3.  Grab my ticket into the 2016 Olympic Trials this fall (sub 2:43 - will likely run conservatively to try to be just under it - no huge PR goals here!).  This is my BIG goal for 2013.  If none of the above except this happens, I would be one HAPPY girl :)  Chicago, I'm thinking... but if I'm strong enough to think I could run it on TCM's course, I would love nothing more than to earn it on my home course with family and friends watching.  We shall see!!
4.  IF I can run my OTQ early in the fall, and IF NYC would be willing to have me back, I'd love to take advantage of their offer and experience the NYC professional division's race.
5.  Then, perhaps time to take a break for a little bit.  As in, Lauren Fleshman style?! (oh, scary, did I just say that out loud??)
6.  SLEEP.  This means cutting out the crap that I sometimes waste too much energy on.  Like facebook and twitter.  Like reading blogs (sigh).  Like trying to find the best deal on things I'm buying (I spend far too long trying to save a dollar or two).  Rely on Nate for a few more of the household things and errands (I really LIKE running errands, though...). Focus on the task at hand at work so I can move on from things quickly.  
7.  Further figure out the nutrition thing. I actually find this sort of fascinating and love learning more about the topic.  Try to eat as naturally as possible.  Use weekend "date nights" to cook fun, wholesome, and natural foods.  (Nate is jumping up and down at the prospect of this... He is so glad he married someone SO exciting!)  Work on (sanely) getting to race weight.  Get rid of as many packaged things around the house as possible. 
8.  Figure out a good balance between "the little things" (i.e. nutrition, stretching, flexibility, hydration, plyos, massage, strength).  You can obviously over think ALL of these, and there is a point of huge diminishing returns.  Of all the little things I do, I could probably cut out some and sleep more and I'd be better off - so I'll keep working on that balance.

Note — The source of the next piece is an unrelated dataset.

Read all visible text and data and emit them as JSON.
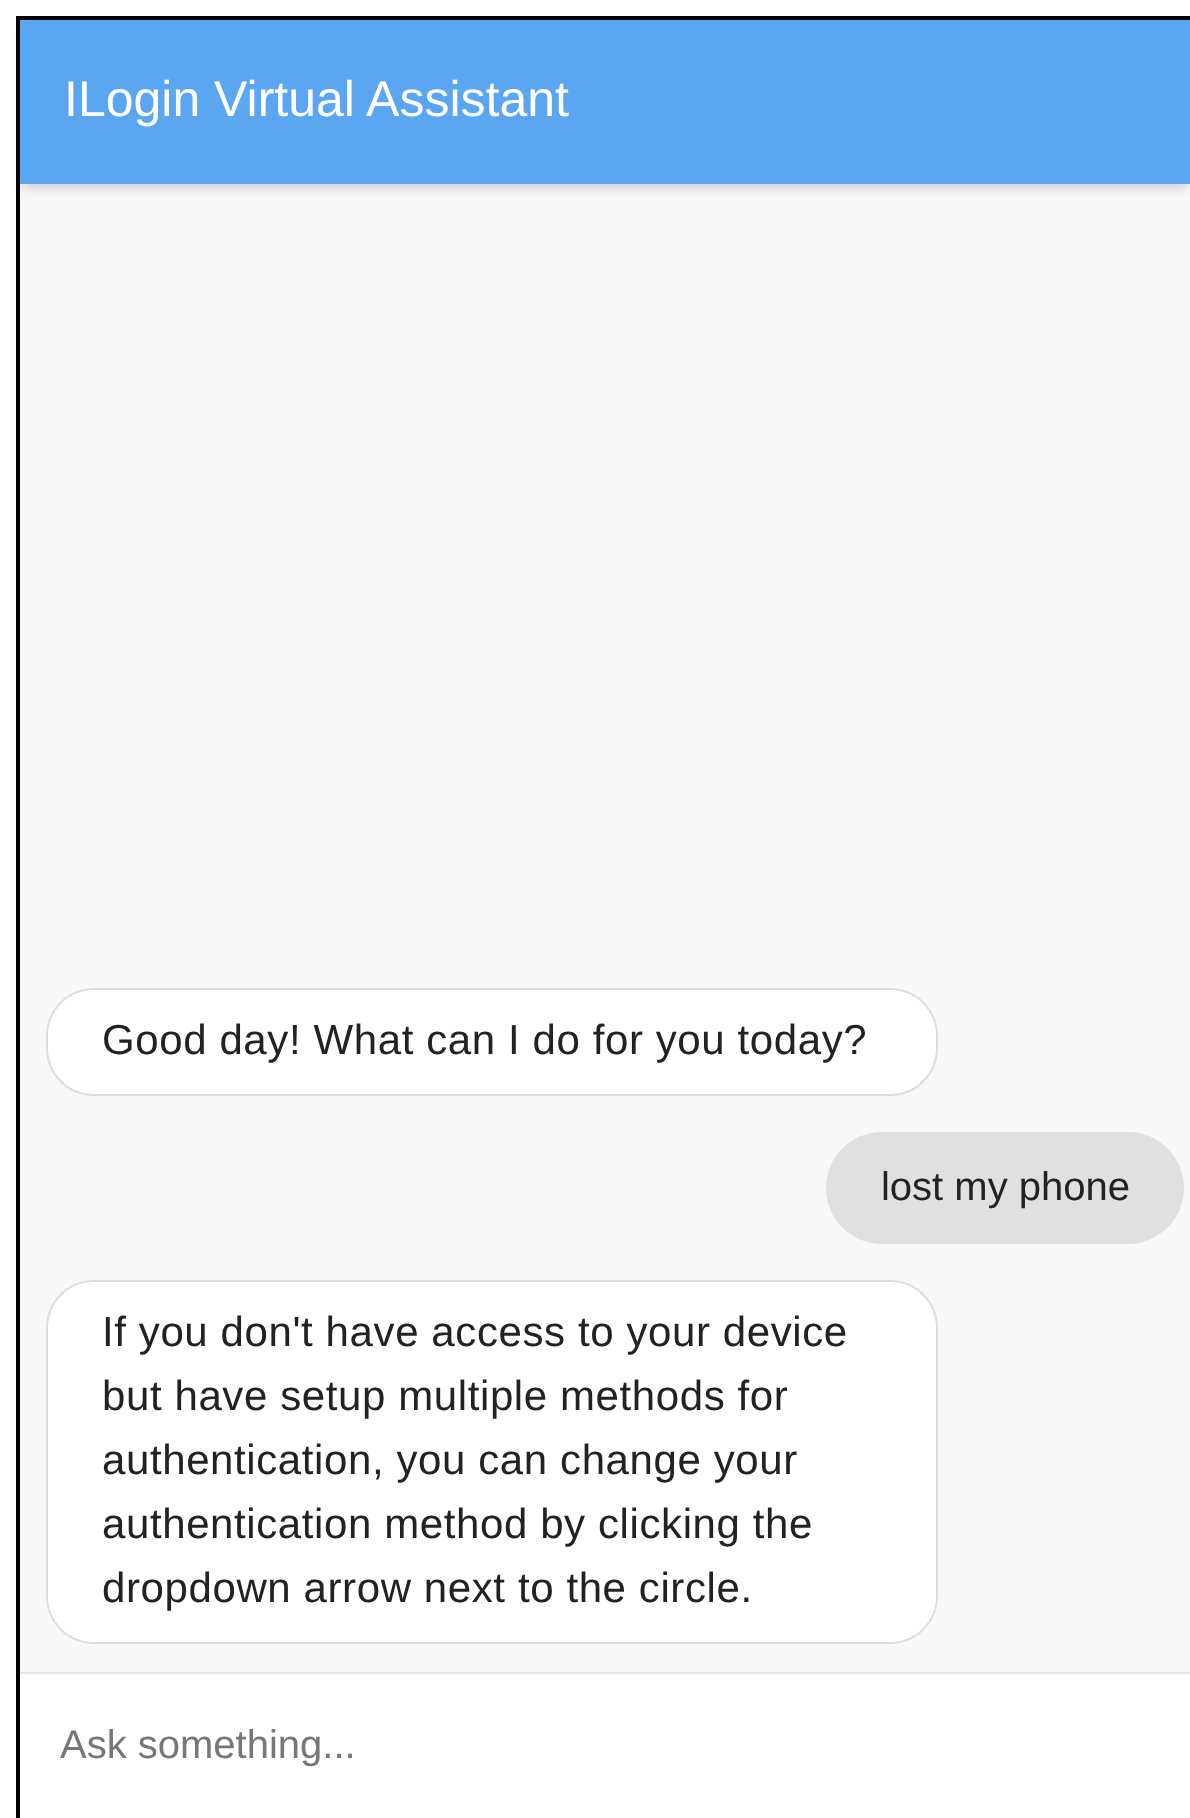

9.  Non-running related: continue to work on the house (it desperately needs paint, decor, or SOMETHING (or lots of things) to give it character). Read at least one good book (really read, not just audio books to/from work) (yes, one - I would rather accomplish these goals and take pride in it that than fall short).  Paint my ugly toenails more often to spare people having to look at them.  Return the support Nate gives me every day.  Learn how to cook without setting things on fire and creating a complete disaster of our kitchen :).  Laugh a little more.  [Yeah, these are not "SMART" goals - I'm okay with that, you should be too]
10.  Most of all, above all else, find fun in training and racing every day, testing limits, and encouraging others to do the same!!  I want to be able to look back and say that I've given it my all - and there's no better way than by having a plan, sticking too it, and being jazzed up by the prospects of what it will bring months from now.  Let's go get it!

Any other goals I should add?